IV. COACHING: Don't know whether using Shane Vereen as they did was the plan all along, or whether it came in response to losing both Gronk and Danny Woodhead (thumb injury), early in the game. Regardless of how it came about, it was a rousing success. Vereen played like Faulk...Marshall, not Kevin, today. The Texans had no answers as to how to cover him. On defense, the Pats did what they had to do in shutting doiwn the Houston running game, and making QB Matt Schaub beat them. But mercy...the kickoff coverage was horrendous. In the BB era, I have never seen the Patriots do such a poor job of covering kicks. Since this hasn't been a problem until today, I see this as an abberation, rather than something to lose sleep over. Whatever cause this abomination, an answer must be found, immediately! Finally, I have a real problem with what happened today with Rob Gronkowski. This kid has a chance to have a Tony Gonzalez type of career. Yet today, the Pats put him at great risk by playing him, when it was obvious that he wasn't ready to go. He still had that long, thick cast on his arm, and was laboring in pain...before falling on the arm, and breaking it again. BB said that he was cleared by the doctors to play. Okay...then my next questions are, who the hell are these doctors? Do they have degrees? Are they blind? And...the million dollar question...is that arm going to ever heal properly, now that it's been broken twice, in a two month period? I short, I'm angry and disappointed about this whole Gronk scenario.
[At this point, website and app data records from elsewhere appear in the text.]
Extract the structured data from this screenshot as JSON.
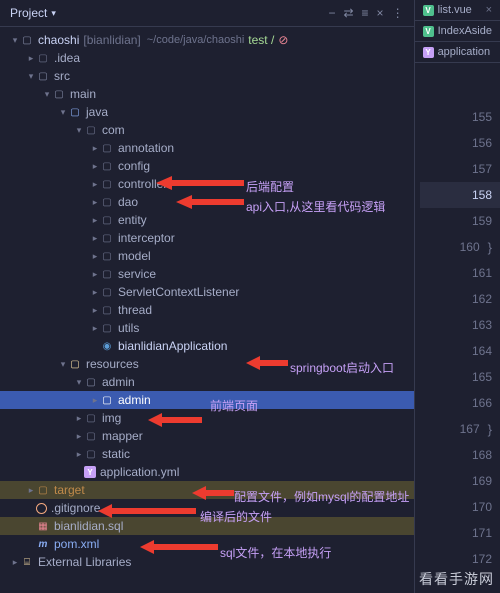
{
  "panel": {
    "title": "Project"
  },
  "actions": [
    "−",
    "⇄",
    "≡",
    "×",
    "⋮"
  ],
  "root": {
    "name": "chaoshi",
    "qualifier": "[bianlidian]",
    "path": "~/code/java/chaoshi",
    "test": "test /",
    "slash": "⊘"
  },
  "idea": ".idea",
  "src": "src",
  "main": "main",
  "java": "java",
  "com": "com",
  "pk": [
    "annotation",
    "config",
    "controller",
    "dao",
    "entity",
    "interceptor",
    "model",
    "service",
    "ServletContextListener",
    "thread",
    "utils"
  ],
  "app": "bianlidianApplication",
  "resources": "resources",
  "admin1": "admin",
  "admin2": "admin",
  "res_pk": [
    "img",
    "mapper",
    "static"
  ],
  "appyml": "application.yml",
  "target": "target",
  "gitignore": ".gitignore",
  "sql": "bianlidian.sql",
  "pom": "pom.xml",
  "extlib": "External Libraries",
  "tabs": {
    "list": "list.vue",
    "index": "IndexAside",
    "appl": "application"
  },
  "lines": [
    "155",
    "156",
    "157",
    "158",
    "159",
    "160",
    "161",
    "162",
    "163",
    "164",
    "165",
    "166",
    "167",
    "168",
    "169",
    "170",
    "171",
    "172"
  ],
  "ann": {
    "config": "后端配置",
    "controller": "api入口,从这里看代码逻辑",
    "app": "springboot启动入口",
    "admin": "前端页面",
    "yml": "配置文件，例如mysql的配置地址",
    "target": "编译后的文件",
    "sql": "sql文件，在本地执行"
  },
  "watermark": "看看手游网"
}
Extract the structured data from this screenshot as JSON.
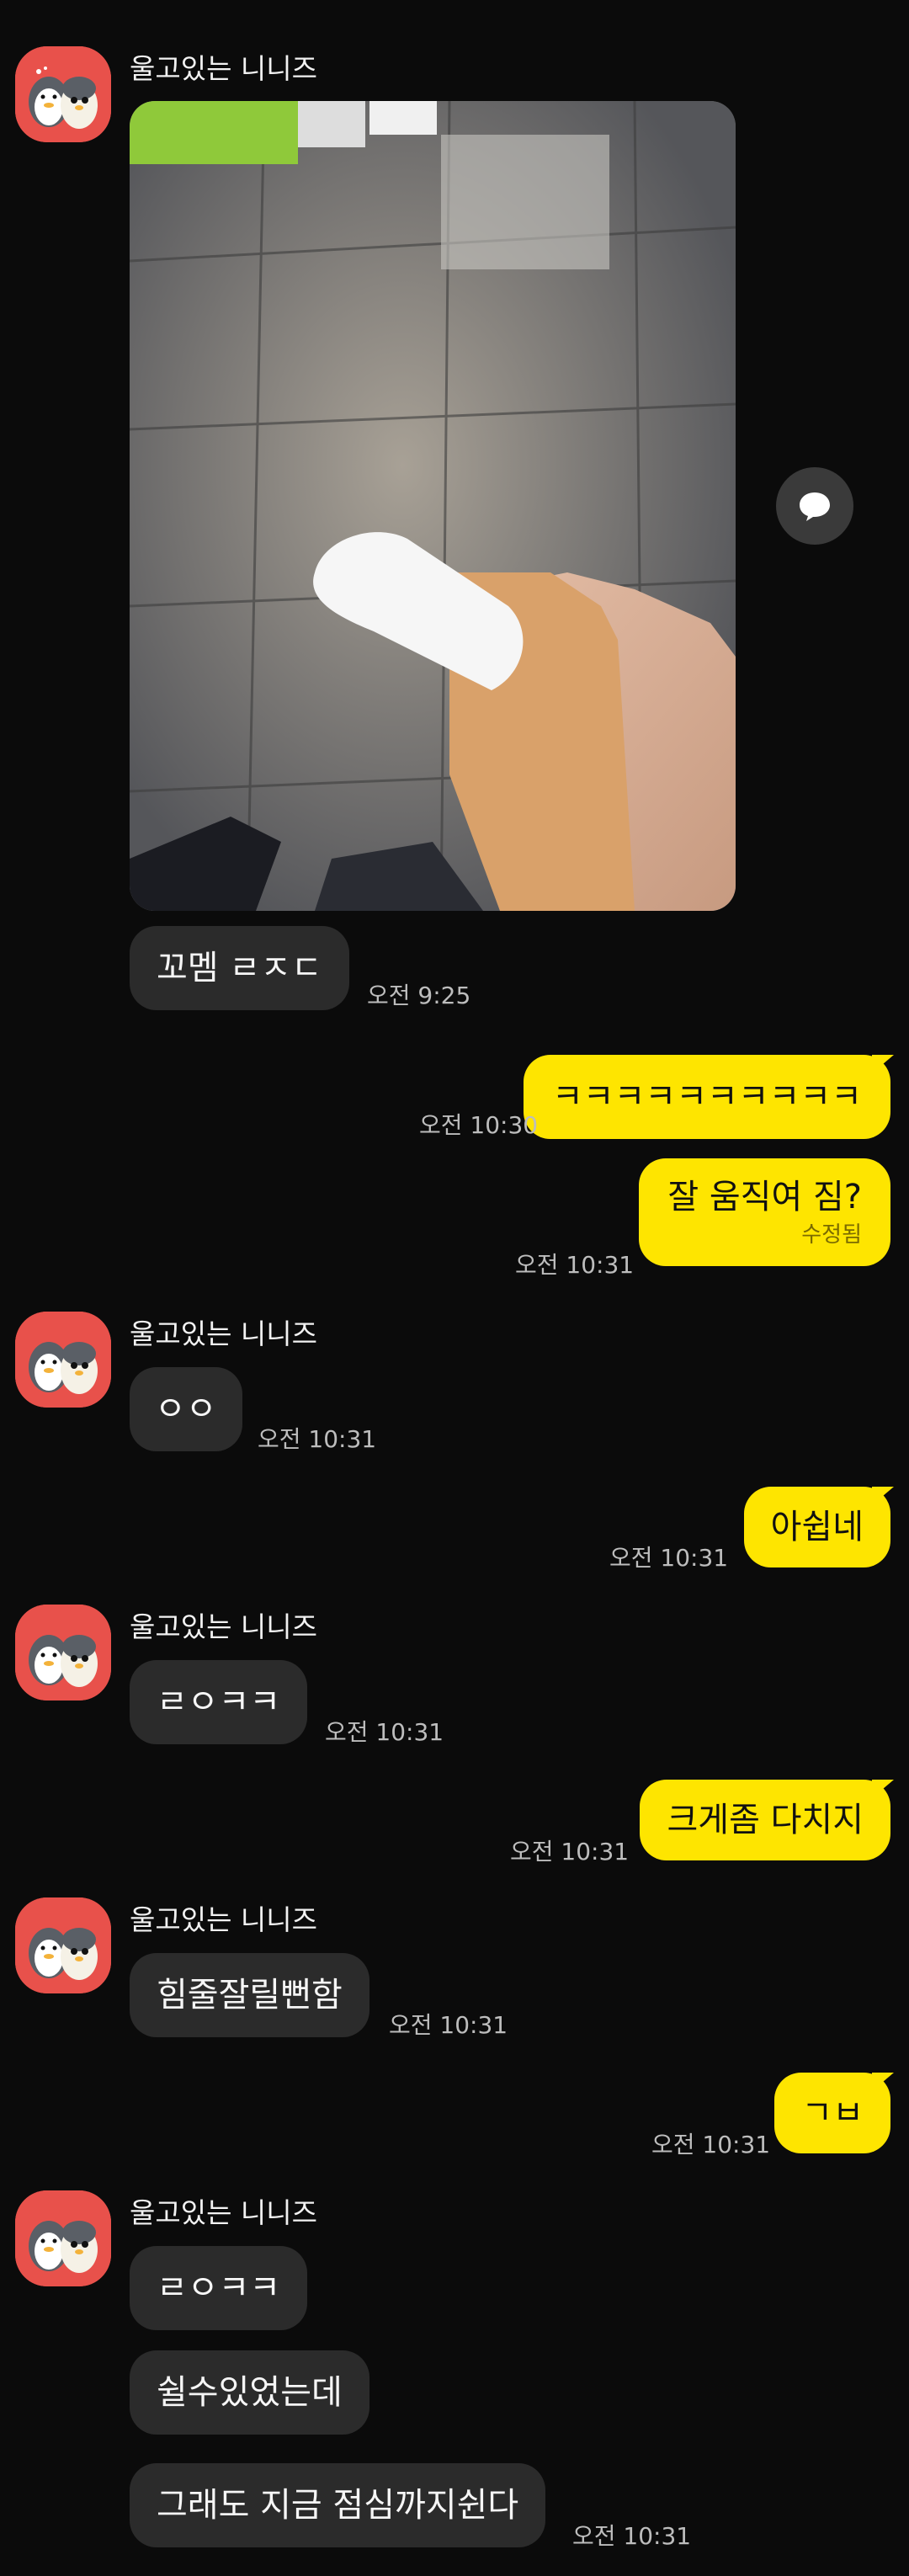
{
  "sender": {
    "name": "울고있는 니니즈"
  },
  "colors": {
    "background": "#0b0b0b",
    "incoming_bubble": "#2b2b2b",
    "outgoing_bubble": "#fee500",
    "avatar_bg": "#e8514b"
  },
  "icons": {
    "share": "speech-bubble-icon",
    "avatar": "penguin-characters-avatar"
  },
  "messages": {
    "m1_photo_time": "",
    "m1_text": "꼬멤 ㄹㅈㄷ",
    "m1_time": "오전 9:25",
    "m2_text": "ㅋㅋㅋㅋㅋㅋㅋㅋㅋㅋ",
    "m2_time": "오전 10:30",
    "m3_text": "잘 움직여 짐?",
    "m3_edited": "수정됨",
    "m3_time": "오전 10:31",
    "m4_text": "ㅇㅇ",
    "m4_time": "오전 10:31",
    "m5_text": "아쉽네",
    "m5_time": "오전 10:31",
    "m6_text": "ㄹㅇㅋㅋ",
    "m6_time": "오전 10:31",
    "m7_text": "크게좀 다치지",
    "m7_time": "오전 10:31",
    "m8_text": "힘줄잘릴뻔함",
    "m8_time": "오전 10:31",
    "m9_text": "ㄱㅂ",
    "m9_time": "오전 10:31",
    "m10_text": "ㄹㅇㅋㅋ",
    "m11_text": "쉴수있었는데",
    "m12_text": "그래도 지금 점심까지쉰다",
    "m12_time": "오전 10:31"
  }
}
This is almost as bad as Mike Shanahan's decision to let RG III continue playing on an obviously damaged knee: GRADE: C-;
V. PLAY OF THE GAME: So many great ones to choose from...the Welker 47 yard pass play was huge...the Hernandez 40 yard catch and run on the Pats' initial second half drive...the 33 yard tear drop from Brady to Vereen. But, as is usually the case in playoff games, the biggest plays of all are those resulting in a turnover. My "Play of the Game" is the Nink pick, which all but iced this game, which the Pats really should have won by three TDs or more;
VI. PLAYER OF THE GAME: Shane Vereen was great, but Wes Welker was immense.
Here are the game stats: http://scores.espn.go.com/nfl/boxscore?gameId=330113017
As always, your comments and opinions are welcome.